House Majority Leader Tom DeLay wants you to know that he has “never been found in violation of any law by anyone.” True. DeLay further wants you to know that he does not “stand accused of any violation of any law or rule in any forum.” Now, that hurts my feelings.
I think of Chatterbox as a forum, and it’s a matter of simple fact that I have accused DeLay of violating United States Code, Title 18, Section 201, “Bribery of public officials and witnesses.” This statute says that anyone who “gives, offers or promises anything of value to any public official” with the intent to “influence any official act” has committed bribery. DeLay, by his own admission, offered to endorse Rep. Nick Smith’s son Brad in a congressional primary provided Smith voted “aye” on the Medicare drug-benefit bill. DeLay claims the swap was Smith’s idea, not his, which is somewhat at odds with the testimony of three of DeLay’s own aides. Either way, though, DeLay would be in violation of the anti-bribery statute.
I happen to believe that DeLay and Smith had a mutual understanding that, along with DeLay’s endorsement, Brad Smith would receive $100,000 from DeLay’s leadership PAC and/or through corporate donors over whom DeLay exercises influence. But even if that could never be proved, DeLay’s mere promise to endorse Brad Smith would easily meet the statute’s definition of “anything of value.” (Yes, it’s routine for a House member to agree to support Bill A provided another House member support Appropriation B, and that’s perfectly legal. But that’s official government business and therefore protected by the Constitution’s “speech and debate” clause. Swapping support for Bill A in exchange for a political endorsement is an entirely different matter.) I remain perplexed that no grand jury has yet indicted DeLay for attempting to bribe Smith.

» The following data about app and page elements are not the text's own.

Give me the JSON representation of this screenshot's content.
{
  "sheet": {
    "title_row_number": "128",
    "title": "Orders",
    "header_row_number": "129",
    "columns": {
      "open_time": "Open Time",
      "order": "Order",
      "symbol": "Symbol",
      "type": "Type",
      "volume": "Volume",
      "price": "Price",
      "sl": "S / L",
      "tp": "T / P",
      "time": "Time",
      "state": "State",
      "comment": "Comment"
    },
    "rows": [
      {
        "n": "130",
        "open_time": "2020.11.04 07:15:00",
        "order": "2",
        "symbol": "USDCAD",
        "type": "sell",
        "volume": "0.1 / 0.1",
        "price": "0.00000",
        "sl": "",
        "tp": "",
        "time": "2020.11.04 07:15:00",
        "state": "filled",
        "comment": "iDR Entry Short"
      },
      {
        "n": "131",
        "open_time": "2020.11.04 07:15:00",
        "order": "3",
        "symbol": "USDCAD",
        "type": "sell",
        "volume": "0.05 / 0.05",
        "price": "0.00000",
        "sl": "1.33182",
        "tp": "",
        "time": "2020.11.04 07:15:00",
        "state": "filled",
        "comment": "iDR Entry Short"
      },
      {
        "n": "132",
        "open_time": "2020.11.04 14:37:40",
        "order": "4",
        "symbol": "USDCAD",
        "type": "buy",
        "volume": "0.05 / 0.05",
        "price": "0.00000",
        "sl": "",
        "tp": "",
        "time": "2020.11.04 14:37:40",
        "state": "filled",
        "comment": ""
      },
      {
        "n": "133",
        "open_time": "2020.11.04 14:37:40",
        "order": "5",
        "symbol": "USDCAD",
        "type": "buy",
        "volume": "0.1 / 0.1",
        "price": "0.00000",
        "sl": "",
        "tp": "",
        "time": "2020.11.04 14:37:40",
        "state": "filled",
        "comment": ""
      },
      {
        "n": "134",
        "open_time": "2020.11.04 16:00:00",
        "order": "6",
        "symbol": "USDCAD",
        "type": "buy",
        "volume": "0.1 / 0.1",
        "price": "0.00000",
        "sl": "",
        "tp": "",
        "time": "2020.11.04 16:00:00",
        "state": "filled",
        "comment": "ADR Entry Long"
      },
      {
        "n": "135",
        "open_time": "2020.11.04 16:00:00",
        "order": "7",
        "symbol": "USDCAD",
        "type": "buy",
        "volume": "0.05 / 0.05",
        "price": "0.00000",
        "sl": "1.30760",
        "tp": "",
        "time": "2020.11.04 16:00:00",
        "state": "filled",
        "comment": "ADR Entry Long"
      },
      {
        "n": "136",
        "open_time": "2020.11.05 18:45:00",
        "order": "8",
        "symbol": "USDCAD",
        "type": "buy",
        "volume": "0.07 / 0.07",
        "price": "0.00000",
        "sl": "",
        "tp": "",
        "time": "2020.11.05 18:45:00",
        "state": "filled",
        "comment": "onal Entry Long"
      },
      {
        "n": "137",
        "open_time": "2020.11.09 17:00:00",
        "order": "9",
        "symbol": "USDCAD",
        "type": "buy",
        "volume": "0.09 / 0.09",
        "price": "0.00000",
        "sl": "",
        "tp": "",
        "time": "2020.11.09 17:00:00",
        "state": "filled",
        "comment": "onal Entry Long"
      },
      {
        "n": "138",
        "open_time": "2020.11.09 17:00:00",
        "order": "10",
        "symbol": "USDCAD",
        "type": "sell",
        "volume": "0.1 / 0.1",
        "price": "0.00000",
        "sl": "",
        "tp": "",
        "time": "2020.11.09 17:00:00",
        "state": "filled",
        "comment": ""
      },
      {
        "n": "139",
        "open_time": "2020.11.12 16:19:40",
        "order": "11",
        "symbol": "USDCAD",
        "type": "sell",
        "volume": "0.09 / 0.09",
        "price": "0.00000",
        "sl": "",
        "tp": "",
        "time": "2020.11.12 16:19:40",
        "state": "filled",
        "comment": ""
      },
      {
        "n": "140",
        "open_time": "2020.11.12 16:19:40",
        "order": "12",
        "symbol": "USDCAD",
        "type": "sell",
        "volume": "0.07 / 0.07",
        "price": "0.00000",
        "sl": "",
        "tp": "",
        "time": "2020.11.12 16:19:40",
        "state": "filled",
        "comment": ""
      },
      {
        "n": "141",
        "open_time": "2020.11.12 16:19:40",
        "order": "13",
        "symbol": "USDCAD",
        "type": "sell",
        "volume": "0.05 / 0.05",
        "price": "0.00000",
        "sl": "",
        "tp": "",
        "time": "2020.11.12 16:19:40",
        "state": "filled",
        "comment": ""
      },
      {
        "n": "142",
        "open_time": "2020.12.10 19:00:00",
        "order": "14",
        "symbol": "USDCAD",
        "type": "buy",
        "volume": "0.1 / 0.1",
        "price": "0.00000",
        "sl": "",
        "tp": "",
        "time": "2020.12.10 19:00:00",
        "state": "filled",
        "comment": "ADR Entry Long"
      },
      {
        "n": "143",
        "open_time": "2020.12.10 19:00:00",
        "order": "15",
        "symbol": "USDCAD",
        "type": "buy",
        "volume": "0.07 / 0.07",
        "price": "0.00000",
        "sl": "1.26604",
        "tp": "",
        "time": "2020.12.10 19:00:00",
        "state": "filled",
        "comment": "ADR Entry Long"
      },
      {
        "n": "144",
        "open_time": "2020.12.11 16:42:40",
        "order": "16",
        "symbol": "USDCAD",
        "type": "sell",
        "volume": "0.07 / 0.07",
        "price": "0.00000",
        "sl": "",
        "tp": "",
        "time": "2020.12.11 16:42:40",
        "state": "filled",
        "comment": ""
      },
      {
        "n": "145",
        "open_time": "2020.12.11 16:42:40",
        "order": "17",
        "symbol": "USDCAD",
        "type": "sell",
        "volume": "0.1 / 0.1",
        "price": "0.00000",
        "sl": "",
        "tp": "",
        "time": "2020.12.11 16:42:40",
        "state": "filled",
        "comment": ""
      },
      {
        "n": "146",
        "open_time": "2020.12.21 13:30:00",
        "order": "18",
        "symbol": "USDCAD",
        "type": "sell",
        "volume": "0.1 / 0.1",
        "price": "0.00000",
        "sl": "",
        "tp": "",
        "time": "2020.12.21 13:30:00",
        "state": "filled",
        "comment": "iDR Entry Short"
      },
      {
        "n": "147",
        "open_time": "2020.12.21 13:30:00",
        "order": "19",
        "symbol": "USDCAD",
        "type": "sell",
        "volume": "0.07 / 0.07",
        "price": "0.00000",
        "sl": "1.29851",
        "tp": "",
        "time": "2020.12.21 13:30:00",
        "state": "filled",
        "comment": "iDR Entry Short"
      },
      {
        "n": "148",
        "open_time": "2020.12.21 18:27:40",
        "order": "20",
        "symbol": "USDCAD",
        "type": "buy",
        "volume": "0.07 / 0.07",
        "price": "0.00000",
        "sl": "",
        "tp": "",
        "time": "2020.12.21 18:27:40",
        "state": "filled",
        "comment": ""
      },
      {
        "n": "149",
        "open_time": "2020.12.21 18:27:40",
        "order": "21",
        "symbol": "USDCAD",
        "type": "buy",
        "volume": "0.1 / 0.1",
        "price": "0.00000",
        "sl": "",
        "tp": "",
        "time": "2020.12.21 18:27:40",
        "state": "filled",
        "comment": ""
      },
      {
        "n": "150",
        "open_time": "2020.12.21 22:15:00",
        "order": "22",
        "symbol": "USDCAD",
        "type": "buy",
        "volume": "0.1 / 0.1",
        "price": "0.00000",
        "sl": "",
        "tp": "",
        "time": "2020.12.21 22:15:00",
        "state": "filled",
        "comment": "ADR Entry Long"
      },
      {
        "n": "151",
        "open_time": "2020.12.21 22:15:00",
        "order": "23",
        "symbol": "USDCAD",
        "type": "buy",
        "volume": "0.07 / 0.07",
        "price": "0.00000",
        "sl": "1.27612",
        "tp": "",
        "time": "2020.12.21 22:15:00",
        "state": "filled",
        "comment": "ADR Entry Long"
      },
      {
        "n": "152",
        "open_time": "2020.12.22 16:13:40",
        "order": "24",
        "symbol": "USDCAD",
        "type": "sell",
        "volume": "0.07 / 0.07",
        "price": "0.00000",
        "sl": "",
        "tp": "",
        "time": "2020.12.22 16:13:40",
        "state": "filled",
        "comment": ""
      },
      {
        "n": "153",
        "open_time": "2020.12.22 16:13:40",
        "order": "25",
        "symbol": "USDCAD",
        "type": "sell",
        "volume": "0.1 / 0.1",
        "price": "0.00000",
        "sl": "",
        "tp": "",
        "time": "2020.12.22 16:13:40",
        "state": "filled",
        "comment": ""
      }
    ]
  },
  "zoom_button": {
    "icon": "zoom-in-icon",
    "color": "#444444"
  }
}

DeLay claims as vindication the House ethics committee’s conclusion that he, DeLay, “did not believe he acted improperly under House rules during his encounter with Representative Nick Smith.” But this logic is entirely circular: I’m innocent because the investigators observed that I think I’m innocent. The ripest irony of all is DeLay’s complaint that he was denied “due process” in the Smith investigation, in part because he was “never notified” that he was a target of the investigation. In effect, DeLay is complaining that the ethics committee never told him it had figured out that he was the guy who offered the bribe. If DeLay is able to succeed with this self-defense and his “come and get me, copper” stance toward the various other scandals surrounding him (one of which may launch yet another ethics committee investigation), I will start a subscription to erect a statue in his honor.
Medicare Bribe Archive:
Oct. 6, 2004: “Defendant DeLay? Part 2”
Oct. 1, 2004: “Defendant DeLay?”
Aug. 4, 2004: “Brad Unbound”
April 29, 2004: “Brad’s Little Problem, Part 2”
March 23, 2004: “Kalamazoo Kapitulation!”
Feb. 26, 2004: “FBI Examines Medicare Bribe”
Feb. 4, 2004: “Brad’s Little Problem”
Jan. 22, 2004: “Burying the Bribe”
Jan. 8, 2004: “Bob Novak Ate My Brain!”
Dec. 23, 2003: “Now It’s a Scandal”
Dec. 8, 2003: “A Drug-Company Bribe?”
Dec. 6, 2003: “Why Smith Can’t Recant”
Dec. 5, 2003: “Nick Smith Recants”
Dec. 1, 2003: “Who Tried To Bribe Rep. Smith?”